When people with diabetes have poorly controlled blood sugar, over time this can restrict blood flow to the lower legs and lead to nerve damage and impaired wound healing. With a lack of sensation in the feet and lower legs, people may not notice sores and infections that develop until these problems become so extensive that they can only be addressed by amputating the damaged portion of the foot or leg.
From 2000 to 2009, the rate of so-called nontraumatic lower extremity amputations fell by 43 percent, from 5.4 cases to 3.1 cases for every 1,000 adults in the U.S with diabetes. But then amputations rebounded by 50 percent between 2009 and 2015, to 4.6 cases for every 1,000 adults with diabetes, the current study found.
The increases were most pronounced in younger adults, ages 18 to 44, and in middle-aged adults, 45 to 64, researchers report in Diabetes Care.
“We already knew that younger adults were not experiencing the same improvements in amputations over time as older adults,” said senior author Edward Gregg of the Centers for Disease Control and Prevention in Atlanta, by email. “However, this is the first time we have observed an increase in amputations.”
For every 1,000 adults with diabetes under age 45, the number of amputations dipped from 2.9 in 2000 to 2.1 in 2009, then climbed to 4.2 by 2015.
Among middle-aged adults, amputations per 1,000 people with diabetes went from 6.9 in 2000 to 3.8 in 2009, then to 5.4 by 2015.
In older adults, amputation rates declined from 2000 to 2009 and then held steady.

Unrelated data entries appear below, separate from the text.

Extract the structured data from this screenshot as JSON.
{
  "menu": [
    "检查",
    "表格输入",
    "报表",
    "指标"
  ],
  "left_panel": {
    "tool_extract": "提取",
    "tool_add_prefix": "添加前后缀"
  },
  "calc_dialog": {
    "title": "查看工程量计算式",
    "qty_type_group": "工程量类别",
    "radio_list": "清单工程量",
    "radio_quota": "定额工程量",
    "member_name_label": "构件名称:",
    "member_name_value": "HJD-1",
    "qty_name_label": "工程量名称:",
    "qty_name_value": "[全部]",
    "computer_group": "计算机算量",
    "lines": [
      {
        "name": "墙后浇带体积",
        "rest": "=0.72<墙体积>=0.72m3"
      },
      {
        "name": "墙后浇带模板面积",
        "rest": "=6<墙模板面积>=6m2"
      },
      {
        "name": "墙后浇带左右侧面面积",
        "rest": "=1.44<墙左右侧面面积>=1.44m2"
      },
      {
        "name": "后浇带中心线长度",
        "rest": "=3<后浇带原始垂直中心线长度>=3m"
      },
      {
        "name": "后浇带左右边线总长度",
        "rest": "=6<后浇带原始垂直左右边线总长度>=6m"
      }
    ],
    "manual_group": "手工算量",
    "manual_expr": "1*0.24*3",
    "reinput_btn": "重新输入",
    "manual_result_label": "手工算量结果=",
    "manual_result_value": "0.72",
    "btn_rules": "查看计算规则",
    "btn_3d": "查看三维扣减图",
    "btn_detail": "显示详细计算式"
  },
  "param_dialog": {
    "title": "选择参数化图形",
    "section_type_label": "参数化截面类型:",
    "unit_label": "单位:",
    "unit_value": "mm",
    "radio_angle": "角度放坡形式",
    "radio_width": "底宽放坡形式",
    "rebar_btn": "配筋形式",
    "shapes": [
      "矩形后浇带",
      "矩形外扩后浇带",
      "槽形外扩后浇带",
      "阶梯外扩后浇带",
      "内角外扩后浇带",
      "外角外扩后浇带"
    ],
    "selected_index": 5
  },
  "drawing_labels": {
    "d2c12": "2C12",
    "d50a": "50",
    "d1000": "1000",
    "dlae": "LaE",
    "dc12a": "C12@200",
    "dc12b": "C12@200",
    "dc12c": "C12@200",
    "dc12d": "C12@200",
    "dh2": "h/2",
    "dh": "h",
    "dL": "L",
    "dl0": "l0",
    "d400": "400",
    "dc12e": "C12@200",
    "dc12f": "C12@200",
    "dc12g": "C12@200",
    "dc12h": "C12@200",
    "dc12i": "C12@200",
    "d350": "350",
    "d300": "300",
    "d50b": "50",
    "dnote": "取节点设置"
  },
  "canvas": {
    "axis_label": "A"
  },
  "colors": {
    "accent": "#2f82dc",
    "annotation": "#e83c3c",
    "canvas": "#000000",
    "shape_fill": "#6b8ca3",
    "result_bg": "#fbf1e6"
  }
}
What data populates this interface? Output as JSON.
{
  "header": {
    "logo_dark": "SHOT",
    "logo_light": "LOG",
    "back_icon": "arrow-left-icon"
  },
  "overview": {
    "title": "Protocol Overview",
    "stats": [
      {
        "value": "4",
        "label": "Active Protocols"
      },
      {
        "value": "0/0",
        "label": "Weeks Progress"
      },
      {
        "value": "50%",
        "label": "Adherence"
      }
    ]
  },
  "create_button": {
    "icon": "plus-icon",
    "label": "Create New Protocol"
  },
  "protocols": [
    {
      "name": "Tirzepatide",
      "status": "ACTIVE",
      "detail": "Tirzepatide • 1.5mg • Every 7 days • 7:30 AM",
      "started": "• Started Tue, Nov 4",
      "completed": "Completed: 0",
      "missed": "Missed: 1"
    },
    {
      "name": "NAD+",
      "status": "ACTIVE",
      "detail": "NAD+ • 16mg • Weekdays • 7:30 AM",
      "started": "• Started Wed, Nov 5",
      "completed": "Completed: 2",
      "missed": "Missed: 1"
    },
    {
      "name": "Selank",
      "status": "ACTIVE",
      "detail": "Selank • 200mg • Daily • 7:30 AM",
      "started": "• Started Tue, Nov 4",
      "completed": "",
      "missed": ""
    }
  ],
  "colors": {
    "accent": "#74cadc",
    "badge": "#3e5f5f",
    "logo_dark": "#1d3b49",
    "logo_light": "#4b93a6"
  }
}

The study wasn’t designed to assess whether or how any changes in diabetes treatment over time might have contributed to amputation rates.
Even so, the results suggest that many U.S. diabetes patients need more support to keep their blood sugar controlled and more education about foot care, the authors conclude.
“Amputation risk is due to a combination of impaired sensation in the feet due to nerve damage from high (blood sugar) and impaired circulation in small and larger blood vessels of the feet and legs,” said Dr. Simon Heller of the University of Sheffield in the UK.
“This increases the risk of developing ulcers followed by infection and impaired healing,” Heller, who wasn’t involved in the study, said by email.
Patients may lower their risk of amputations by keeping blood sugar in a healthy range, not smoking and getting regular foot exams, Heller added. When foot complications do develop, amputations may be prevented by early treatment and vigilant follow-up care with a podiatrist and by wearing specially designed shoes to reduce the risk of ulcers.
SOURCE: bit.ly/2TvEjZG Diabetes Care, online November 8, 2018.